- **WHAT YOU WILL DO**: Nothing in the data may change. Copy all of it exactly.

[Records from a dataset]
* * * *

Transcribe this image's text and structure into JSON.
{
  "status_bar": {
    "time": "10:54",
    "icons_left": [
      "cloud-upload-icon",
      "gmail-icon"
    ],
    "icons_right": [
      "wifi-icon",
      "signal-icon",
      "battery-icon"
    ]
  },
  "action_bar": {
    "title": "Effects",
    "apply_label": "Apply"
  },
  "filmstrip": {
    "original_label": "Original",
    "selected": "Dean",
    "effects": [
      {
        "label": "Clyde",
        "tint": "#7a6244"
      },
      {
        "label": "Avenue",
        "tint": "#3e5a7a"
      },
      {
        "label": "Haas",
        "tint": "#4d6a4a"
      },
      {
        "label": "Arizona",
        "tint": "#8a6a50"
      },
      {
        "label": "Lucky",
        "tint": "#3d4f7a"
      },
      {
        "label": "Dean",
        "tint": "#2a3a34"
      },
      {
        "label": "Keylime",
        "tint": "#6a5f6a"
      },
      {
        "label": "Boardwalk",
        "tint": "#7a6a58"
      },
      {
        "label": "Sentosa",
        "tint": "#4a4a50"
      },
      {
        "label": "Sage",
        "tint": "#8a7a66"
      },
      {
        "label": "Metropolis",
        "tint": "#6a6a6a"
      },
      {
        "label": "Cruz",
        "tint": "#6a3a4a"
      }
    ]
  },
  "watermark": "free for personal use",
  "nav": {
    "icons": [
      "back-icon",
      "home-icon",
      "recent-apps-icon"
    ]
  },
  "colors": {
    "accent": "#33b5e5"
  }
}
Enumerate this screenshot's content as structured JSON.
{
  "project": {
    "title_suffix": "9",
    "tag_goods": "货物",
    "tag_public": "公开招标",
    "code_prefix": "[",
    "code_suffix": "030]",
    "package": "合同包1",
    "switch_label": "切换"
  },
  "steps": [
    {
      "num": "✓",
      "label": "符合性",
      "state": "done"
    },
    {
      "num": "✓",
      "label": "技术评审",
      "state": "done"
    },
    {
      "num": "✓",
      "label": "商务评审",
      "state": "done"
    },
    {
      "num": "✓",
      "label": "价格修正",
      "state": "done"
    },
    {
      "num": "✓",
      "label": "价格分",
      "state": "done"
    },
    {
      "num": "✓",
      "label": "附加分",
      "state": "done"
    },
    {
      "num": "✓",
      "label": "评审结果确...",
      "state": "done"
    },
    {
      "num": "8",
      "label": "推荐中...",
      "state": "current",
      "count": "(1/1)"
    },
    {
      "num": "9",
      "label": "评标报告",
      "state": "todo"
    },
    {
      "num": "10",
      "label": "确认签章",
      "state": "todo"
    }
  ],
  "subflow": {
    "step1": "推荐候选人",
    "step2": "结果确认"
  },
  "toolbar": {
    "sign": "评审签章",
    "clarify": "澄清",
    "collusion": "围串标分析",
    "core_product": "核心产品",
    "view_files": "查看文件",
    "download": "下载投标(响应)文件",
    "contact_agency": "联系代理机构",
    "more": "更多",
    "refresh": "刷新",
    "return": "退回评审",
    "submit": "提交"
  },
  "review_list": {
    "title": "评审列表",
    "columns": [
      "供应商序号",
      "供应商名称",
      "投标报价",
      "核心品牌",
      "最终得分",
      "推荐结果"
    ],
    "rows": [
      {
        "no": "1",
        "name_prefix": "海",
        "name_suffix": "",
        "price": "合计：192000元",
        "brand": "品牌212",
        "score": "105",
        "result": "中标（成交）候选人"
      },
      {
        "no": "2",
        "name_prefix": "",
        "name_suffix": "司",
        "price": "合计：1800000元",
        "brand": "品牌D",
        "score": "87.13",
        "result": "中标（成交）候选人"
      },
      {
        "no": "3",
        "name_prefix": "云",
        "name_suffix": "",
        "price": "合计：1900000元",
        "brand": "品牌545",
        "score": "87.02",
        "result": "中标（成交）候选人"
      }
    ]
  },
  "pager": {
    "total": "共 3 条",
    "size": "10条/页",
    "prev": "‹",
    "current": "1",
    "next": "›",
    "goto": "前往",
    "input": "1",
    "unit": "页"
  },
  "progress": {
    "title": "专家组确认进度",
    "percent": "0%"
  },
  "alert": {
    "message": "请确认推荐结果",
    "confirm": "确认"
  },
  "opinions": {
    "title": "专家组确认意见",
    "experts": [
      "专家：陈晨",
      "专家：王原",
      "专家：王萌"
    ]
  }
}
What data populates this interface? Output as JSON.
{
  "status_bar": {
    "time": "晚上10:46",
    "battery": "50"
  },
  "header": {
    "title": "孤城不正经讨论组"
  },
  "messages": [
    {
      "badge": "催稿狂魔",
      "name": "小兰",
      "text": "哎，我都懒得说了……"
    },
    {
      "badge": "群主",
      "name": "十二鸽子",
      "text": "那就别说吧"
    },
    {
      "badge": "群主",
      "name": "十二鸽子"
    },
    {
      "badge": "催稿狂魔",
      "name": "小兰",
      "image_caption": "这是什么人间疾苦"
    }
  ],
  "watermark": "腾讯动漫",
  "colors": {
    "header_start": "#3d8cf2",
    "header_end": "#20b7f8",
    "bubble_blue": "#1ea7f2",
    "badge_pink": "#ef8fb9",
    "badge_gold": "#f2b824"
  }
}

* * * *

- **REPLY TO THE EXERCISE**:
Transcribe this image's text and structure into JSON.
{
  "status_bar": {
    "time": "10:54",
    "icons_left": [
      "cloud-upload-icon",
      "gmail-icon"
    ],
    "icons_right": [
      "wifi-icon",
      "signal-icon",
      "battery-icon"
    ]
  },
  "action_bar": {
    "title": "Effects",
    "apply_label": "Apply"
  },
  "filmstrip": {
    "original_label": "Original",
    "selected": "Dean",
    "effects": [
      {
        "label": "Clyde",
        "tint": "#7a6244"
      },
      {
        "label": "Avenue",
        "tint": "#3e5a7a"
      },
      {
        "label": "Haas",
        "tint": "#4d6a4a"
      },
      {
        "label": "Arizona",
        "tint": "#8a6a50"
      },
      {
        "label": "Lucky",
        "tint": "#3d4f7a"
      },
      {
        "label": "Dean",
        "tint": "#2a3a34"
      },
      {
        "label": "Keylime",
        "tint": "#6a5f6a"
      },
      {
        "label": "Boardwalk",
        "tint": "#7a6a58"
      },
      {
        "label": "Sentosa",
        "tint": "#4a4a50"
      },
      {
        "label": "Sage",
        "tint": "#8a7a66"
      },
      {
        "label": "Metropolis",
        "tint": "#6a6a6a"
      },
      {
        "label": "Cruz",
        "tint": "#6a3a4a"
      }
    ]
  },
  "watermark": "free for personal use",
  "nav": {
    "icons": [
      "back-icon",
      "home-icon",
      "recent-apps-icon"
    ]
  },
  "colors": {
    "accent": "#33b5e5"
  }
}
Enumerate this screenshot's content as structured JSON.
{
  "project": {
    "title_suffix": "9",
    "tag_goods": "货物",
    "tag_public": "公开招标",
    "code_prefix": "[",
    "code_suffix": "030]",
    "package": "合同包1",
    "switch_label": "切换"
  },
  "steps": [
    {
      "num": "✓",
      "label": "符合性",
      "state": "done"
    },
    {
      "num": "✓",
      "label": "技术评审",
      "state": "done"
    },
    {
      "num": "✓",
      "label": "商务评审",
      "state": "done"
    },
    {
      "num": "✓",
      "label": "价格修正",
      "state": "done"
    },
    {
      "num": "✓",
      "label": "价格分",
      "state": "done"
    },
    {
      "num": "✓",
      "label": "附加分",
      "state": "done"
    },
    {
      "num": "✓",
      "label": "评审结果确...",
      "state": "done"
    },
    {
      "num": "8",
      "label": "推荐中...",
      "state": "current",
      "count": "(1/1)"
    },
    {
      "num": "9",
      "label": "评标报告",
      "state": "todo"
    },
    {
      "num": "10",
      "label": "确认签章",
      "state": "todo"
    }
  ],
  "subflow": {
    "step1": "推荐候选人",
    "step2": "结果确认"
  },
  "toolbar": {
    "sign": "评审签章",
    "clarify": "澄清",
    "collusion": "围串标分析",
    "core_product": "核心产品",
    "view_files": "查看文件",
    "download": "下载投标(响应)文件",
    "contact_agency": "联系代理机构",
    "more": "更多",
    "refresh": "刷新",
    "return": "退回评审",
    "submit": "提交"
  },
  "review_list": {
    "title": "评审列表",
    "columns": [
      "供应商序号",
      "供应商名称",
      "投标报价",
      "核心品牌",
      "最终得分",
      "推荐结果"
    ],
    "rows": [
      {
        "no": "1",
        "name_prefix": "海",
        "name_suffix": "",
        "price": "合计：192000元",
        "brand": "品牌212",
        "score": "105",
        "result": "中标（成交）候选人"
      },
      {
        "no": "2",
        "name_prefix": "",
        "name_suffix": "司",
        "price": "合计：1800000元",
        "brand": "品牌D",
        "score": "87.13",
        "result": "中标（成交）候选人"
      },
      {
        "no": "3",
        "name_prefix": "云",
        "name_suffix": "",
        "price": "合计：1900000元",
        "brand": "品牌545",
        "score": "87.02",
        "result": "中标（成交）候选人"
      }
    ]
  },
  "pager": {
    "total": "共 3 条",
    "size": "10条/页",
    "prev": "‹",
    "current": "1",
    "next": "›",
    "goto": "前往",
    "input": "1",
    "unit": "页"
  },
  "progress": {
    "title": "专家组确认进度",
    "percent": "0%"
  },
  "alert": {
    "message": "请确认推荐结果",
    "confirm": "确认"
  },
  "opinions": {
    "title": "专家组确认意见",
    "experts": [
      "专家：陈晨",
      "专家：王原",
      "专家：王萌"
    ]
  }
}
What data populates this interface? Output as JSON.
{
  "status_bar": {
    "time": "晚上10:46",
    "battery": "50"
  },
  "header": {
    "title": "孤城不正经讨论组"
  },
  "messages": [
    {
      "badge": "催稿狂魔",
      "name": "小兰",
      "text": "哎，我都懒得说了……"
    },
    {
      "badge": "群主",
      "name": "十二鸽子",
      "text": "那就别说吧"
    },
    {
      "badge": "群主",
      "name": "十二鸽子"
    },
    {
      "badge": "催稿狂魔",
      "name": "小兰",
      "image_caption": "这是什么人间疾苦"
    }
  ],
  "watermark": "腾讯动漫",
  "colors": {
    "header_start": "#3d8cf2",
    "header_end": "#20b7f8",
    "bubble_blue": "#1ea7f2",
    "badge_pink": "#ef8fb9",
    "badge_gold": "#f2b824"
  }
}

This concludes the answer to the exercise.